- **Your assignment**:
Your answer should hold each line of the material that contains the word "transform".

Segment Open

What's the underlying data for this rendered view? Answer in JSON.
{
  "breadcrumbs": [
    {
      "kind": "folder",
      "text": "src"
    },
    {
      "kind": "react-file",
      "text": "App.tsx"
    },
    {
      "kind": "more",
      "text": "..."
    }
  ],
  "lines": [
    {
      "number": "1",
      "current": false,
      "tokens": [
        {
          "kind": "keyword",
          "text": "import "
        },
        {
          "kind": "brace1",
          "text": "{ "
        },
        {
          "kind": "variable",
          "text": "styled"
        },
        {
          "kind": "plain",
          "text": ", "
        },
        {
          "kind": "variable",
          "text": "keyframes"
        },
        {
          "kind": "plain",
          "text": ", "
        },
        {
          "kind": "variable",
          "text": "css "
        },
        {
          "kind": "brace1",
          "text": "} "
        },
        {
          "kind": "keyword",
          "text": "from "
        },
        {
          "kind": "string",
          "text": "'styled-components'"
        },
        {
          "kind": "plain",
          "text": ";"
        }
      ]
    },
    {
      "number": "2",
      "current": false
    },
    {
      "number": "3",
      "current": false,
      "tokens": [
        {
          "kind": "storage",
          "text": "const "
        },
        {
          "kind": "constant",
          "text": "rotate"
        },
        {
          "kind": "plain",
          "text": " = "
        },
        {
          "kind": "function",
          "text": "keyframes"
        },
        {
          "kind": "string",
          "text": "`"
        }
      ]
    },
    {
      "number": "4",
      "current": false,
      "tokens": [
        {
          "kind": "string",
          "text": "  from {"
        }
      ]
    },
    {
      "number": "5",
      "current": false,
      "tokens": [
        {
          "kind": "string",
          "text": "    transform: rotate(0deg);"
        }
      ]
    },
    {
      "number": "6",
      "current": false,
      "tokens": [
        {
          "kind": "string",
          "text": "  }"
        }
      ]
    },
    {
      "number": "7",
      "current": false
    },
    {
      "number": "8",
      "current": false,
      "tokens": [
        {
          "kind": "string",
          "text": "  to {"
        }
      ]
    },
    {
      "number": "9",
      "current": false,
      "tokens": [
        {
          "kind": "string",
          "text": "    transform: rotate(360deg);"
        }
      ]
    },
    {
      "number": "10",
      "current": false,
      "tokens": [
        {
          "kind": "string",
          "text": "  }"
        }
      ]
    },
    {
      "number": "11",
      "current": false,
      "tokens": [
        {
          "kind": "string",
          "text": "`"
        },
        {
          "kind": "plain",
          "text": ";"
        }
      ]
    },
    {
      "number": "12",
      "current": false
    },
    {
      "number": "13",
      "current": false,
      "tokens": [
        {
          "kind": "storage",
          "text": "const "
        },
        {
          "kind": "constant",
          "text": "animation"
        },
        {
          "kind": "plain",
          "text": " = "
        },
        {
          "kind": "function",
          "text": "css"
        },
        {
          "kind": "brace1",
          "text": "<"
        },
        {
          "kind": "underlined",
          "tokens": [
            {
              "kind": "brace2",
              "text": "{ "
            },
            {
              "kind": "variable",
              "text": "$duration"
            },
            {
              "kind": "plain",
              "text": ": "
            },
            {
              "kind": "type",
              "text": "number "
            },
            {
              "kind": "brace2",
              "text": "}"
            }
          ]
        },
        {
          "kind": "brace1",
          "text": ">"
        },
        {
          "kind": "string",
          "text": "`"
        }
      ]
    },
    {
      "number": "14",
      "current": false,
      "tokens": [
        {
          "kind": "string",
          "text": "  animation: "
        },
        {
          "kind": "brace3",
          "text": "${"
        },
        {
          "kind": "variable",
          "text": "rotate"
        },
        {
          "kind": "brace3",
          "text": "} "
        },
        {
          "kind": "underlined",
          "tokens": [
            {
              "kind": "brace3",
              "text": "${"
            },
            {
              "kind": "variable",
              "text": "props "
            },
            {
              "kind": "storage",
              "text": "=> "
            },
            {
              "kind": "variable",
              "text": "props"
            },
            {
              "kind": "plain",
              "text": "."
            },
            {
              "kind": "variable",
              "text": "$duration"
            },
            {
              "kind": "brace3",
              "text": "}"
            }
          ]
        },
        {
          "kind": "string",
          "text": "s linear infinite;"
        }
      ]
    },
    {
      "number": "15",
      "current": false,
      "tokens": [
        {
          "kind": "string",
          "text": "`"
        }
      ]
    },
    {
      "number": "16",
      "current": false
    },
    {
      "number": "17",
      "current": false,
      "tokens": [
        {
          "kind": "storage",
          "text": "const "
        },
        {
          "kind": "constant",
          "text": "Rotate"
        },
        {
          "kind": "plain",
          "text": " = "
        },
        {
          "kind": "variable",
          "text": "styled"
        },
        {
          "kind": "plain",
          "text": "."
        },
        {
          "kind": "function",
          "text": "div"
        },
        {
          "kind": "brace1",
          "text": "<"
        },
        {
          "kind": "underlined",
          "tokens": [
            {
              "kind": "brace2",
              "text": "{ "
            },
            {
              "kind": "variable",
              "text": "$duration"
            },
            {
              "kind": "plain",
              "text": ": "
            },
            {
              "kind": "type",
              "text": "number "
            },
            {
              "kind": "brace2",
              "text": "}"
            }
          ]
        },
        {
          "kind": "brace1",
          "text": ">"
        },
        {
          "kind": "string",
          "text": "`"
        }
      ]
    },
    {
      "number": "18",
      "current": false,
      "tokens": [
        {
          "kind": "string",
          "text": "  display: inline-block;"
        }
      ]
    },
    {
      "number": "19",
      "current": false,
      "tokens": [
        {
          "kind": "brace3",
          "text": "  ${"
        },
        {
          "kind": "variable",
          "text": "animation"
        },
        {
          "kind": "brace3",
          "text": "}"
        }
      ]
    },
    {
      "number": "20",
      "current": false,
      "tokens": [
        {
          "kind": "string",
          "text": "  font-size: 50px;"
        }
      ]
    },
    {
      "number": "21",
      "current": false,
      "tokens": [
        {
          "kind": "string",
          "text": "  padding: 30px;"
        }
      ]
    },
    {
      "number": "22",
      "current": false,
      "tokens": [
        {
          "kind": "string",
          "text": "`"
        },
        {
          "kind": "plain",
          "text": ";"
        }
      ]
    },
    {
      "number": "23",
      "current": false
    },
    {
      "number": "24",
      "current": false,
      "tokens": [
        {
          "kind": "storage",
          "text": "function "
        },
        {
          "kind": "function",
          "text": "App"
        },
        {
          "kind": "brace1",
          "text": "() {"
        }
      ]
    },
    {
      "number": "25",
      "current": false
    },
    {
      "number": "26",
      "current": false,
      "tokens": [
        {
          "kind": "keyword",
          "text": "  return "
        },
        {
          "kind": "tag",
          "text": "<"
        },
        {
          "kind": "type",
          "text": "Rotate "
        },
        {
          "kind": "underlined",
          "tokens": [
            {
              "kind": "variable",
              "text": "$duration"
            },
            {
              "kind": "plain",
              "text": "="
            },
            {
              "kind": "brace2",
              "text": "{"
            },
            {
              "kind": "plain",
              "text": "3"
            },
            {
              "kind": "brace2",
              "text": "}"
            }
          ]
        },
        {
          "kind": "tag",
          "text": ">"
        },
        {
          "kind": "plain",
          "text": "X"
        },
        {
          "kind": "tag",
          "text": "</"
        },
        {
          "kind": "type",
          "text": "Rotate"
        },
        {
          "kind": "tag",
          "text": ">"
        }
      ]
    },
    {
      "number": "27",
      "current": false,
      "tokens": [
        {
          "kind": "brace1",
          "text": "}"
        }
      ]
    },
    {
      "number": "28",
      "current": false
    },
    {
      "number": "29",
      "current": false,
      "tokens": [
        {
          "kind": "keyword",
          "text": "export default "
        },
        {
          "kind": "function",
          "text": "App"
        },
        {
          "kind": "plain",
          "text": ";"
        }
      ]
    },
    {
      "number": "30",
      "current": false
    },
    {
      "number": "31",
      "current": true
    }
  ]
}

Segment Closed

- **Written answer**:
          "text": "    transform: rotate(0deg);"
          "text": "    transform: rotate(360deg);"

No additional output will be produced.